● AIM OF THE TASK
Using the records below, locate all lines containing "topic" and return them.

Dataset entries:
-- Opening Marker --

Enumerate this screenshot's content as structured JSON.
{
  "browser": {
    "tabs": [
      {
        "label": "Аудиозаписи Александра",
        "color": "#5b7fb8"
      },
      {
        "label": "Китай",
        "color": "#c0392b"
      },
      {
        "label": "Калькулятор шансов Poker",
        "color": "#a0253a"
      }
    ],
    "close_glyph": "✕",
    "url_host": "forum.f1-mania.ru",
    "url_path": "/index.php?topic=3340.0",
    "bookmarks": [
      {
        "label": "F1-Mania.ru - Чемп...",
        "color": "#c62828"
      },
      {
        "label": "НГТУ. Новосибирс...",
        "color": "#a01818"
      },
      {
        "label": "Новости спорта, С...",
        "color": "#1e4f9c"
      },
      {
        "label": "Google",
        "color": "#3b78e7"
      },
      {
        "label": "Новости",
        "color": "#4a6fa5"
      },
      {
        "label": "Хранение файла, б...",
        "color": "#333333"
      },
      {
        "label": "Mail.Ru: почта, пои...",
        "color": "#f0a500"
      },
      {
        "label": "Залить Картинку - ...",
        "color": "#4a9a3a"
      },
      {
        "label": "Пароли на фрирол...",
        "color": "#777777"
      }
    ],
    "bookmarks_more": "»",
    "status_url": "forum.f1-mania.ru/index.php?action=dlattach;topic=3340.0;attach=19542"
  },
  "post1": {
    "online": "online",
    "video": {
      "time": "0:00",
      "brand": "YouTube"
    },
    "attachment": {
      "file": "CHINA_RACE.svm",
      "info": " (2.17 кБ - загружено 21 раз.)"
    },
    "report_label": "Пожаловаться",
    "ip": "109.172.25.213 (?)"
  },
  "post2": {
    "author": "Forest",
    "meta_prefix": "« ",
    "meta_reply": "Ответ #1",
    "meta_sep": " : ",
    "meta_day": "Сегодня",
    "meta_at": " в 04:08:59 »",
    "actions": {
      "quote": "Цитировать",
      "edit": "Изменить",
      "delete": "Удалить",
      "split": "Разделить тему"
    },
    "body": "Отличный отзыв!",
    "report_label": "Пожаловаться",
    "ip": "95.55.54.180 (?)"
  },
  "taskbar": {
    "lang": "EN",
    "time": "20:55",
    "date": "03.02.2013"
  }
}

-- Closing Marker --

● ANSWER SPACE
    "url_path": "/index.php?topic=3340.0",
    "status_url": "forum.f1-mania.ru/index.php?action=dlattach;topic=3340.0;attach=19542"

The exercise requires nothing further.